In April, Trump donor Franklin L. Haney apparently agreed to pay Trump’s former lawyer Michael Cohen a $10 million fee for successfully lobbying for the building of an unfinished nuclear power plant in Alabama, according to the Wall Street Journal. The contract also asked Cohen to secure a $5 billion loan from the government for the project.
This new information is part of the investigation into Cohen’s unregistered lobbying efforts which he undertook after Trump took office. Before his office and home were raided by federal agents in early April, Cohen often bragged to potential clients about his personal relationship with Trump.
Haney denied entering into a contract with Cohen for his lobbying.
The Wall Street Journal writes:
Under the contract, Mr. Haney agreed to pay Mr. Cohen a monthly retainer in addition to the $10 million success fee if he could help obtain the funding, including approval of the full amount of the project’s application under a U.S. Department of Energy loan program, the people familiar with the deal said.
Mr. Cohen’s fee would be reduced proportionally if he helped obtain less funding than the contract stipulated, according to a person familiar with the agreement.
This is extremely sketchy, but not technically illegal. Though success fees are sometimes used in Washington, they are not often this substantial. “Several lobbyists contacted by the Journal said $10 million was an unheard-of sum to pay a consultant for government-related work,” the Journal writes. Then there’s the fact that Cohen was never registered as a lobbyist, complicating matters further.
Haney is still attempting to fund the plant’s construction, and has applied for a loan from the US Department of Energy.

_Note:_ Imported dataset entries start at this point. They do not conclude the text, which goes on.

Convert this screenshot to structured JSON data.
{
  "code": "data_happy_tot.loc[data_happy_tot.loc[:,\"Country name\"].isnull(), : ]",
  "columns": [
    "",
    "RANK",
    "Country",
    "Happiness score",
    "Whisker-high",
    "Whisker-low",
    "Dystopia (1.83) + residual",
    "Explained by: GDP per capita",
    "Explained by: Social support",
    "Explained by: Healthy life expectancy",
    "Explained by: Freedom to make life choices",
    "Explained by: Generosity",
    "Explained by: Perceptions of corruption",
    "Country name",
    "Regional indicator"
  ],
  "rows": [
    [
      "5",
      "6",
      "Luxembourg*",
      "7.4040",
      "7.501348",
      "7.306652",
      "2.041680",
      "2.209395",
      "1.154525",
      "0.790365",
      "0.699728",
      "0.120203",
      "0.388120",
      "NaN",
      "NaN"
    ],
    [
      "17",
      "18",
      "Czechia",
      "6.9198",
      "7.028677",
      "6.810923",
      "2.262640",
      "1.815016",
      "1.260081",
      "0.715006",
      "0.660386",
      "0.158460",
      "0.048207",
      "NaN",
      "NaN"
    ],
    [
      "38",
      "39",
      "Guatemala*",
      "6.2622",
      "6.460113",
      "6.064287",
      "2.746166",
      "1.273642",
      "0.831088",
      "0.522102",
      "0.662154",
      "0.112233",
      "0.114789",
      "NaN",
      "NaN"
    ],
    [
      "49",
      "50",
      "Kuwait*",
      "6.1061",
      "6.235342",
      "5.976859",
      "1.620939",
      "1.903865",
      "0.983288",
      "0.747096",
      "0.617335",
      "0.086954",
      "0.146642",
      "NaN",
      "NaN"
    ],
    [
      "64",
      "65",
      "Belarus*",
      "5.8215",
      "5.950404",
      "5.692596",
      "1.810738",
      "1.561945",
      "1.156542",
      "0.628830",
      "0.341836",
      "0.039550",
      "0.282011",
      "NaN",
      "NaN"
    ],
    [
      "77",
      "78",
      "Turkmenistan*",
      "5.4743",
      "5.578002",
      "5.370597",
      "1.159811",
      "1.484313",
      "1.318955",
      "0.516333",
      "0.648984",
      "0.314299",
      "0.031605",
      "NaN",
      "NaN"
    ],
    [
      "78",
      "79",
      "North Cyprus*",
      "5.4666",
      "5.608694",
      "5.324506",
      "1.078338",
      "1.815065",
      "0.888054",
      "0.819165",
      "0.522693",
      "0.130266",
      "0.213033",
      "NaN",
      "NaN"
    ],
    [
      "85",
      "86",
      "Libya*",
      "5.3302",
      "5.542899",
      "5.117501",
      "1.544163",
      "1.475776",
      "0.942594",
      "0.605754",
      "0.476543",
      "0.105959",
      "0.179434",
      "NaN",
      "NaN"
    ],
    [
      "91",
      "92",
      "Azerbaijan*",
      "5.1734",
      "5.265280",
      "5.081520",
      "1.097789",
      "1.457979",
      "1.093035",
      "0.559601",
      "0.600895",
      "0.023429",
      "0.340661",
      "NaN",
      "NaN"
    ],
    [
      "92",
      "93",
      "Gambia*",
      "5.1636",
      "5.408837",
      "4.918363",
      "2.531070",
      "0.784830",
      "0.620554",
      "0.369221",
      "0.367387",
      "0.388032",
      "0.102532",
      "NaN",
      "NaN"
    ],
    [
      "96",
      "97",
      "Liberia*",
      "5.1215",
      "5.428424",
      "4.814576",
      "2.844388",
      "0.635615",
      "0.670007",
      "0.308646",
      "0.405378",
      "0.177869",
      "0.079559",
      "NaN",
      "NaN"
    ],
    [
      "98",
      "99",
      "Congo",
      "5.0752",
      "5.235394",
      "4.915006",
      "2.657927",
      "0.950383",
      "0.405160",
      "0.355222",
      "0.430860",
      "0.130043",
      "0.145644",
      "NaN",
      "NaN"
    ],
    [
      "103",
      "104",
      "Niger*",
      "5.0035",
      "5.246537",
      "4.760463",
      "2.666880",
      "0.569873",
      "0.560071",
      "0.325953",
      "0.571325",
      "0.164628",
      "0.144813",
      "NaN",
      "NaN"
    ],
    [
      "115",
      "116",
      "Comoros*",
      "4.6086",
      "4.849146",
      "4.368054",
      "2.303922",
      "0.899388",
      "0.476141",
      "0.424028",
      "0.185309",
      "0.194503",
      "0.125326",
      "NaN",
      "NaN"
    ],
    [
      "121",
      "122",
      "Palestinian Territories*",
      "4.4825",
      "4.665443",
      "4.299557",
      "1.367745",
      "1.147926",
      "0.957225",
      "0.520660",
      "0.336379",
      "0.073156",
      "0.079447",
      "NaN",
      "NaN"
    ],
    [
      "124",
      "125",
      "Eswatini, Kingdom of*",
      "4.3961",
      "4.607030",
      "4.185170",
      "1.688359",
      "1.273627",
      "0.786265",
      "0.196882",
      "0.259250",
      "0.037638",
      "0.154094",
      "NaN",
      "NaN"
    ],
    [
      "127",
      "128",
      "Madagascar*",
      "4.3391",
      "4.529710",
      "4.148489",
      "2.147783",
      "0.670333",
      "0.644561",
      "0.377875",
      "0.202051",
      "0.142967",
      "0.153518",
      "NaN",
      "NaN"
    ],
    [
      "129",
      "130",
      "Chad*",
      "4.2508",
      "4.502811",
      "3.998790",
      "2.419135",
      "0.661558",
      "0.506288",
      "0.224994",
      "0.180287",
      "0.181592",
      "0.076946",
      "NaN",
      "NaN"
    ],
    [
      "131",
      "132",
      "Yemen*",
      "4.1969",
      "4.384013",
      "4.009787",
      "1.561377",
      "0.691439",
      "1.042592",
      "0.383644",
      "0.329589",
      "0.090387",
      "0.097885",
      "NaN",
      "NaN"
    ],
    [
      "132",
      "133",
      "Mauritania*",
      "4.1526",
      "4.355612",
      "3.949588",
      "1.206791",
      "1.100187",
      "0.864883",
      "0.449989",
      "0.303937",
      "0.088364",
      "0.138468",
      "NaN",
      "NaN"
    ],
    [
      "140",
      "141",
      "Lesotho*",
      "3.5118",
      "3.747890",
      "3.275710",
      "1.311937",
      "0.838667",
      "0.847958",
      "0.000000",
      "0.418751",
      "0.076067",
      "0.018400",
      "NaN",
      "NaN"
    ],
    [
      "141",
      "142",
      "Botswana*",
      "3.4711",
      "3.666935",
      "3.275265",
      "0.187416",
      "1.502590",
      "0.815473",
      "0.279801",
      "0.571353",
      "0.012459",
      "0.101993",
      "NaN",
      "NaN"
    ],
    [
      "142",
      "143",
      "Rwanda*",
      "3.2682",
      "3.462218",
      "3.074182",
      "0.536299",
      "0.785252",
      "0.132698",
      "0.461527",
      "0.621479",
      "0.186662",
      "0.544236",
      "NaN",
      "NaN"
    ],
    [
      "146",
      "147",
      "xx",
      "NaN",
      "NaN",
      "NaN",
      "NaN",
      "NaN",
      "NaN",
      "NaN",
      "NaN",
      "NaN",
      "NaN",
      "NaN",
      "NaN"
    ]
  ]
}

It seems his courting of Trump was an attempt to speed that along.
Mr. Haney’s company, Nuclear Development, entered into a $111 million contract in November 2016 to purchase the partially completed Bellefonte Nuclear Plant from the Tennessee Valley Authority. Mr. Haney has until November to close on the purchase.
A month after the purchase agreement, in December 2016, Mr. Haney donated $1 million to the Trump inaugural fund through a corporate entity, Federal Election Commission records show. He had previously backed mostly Democrats.
Since the end of 2016, Haney has spent $1.1 million lobbying the government for approval.
Even if a payment this big to a president’s personal lawyer is out of the ordinary, lobbying like Haney’s is a central part of how people get stuff done in America—and that’s a problem. It’s hard to argue that corporations paying third parties millions in clear efforts to influence policy is “good” for democracy.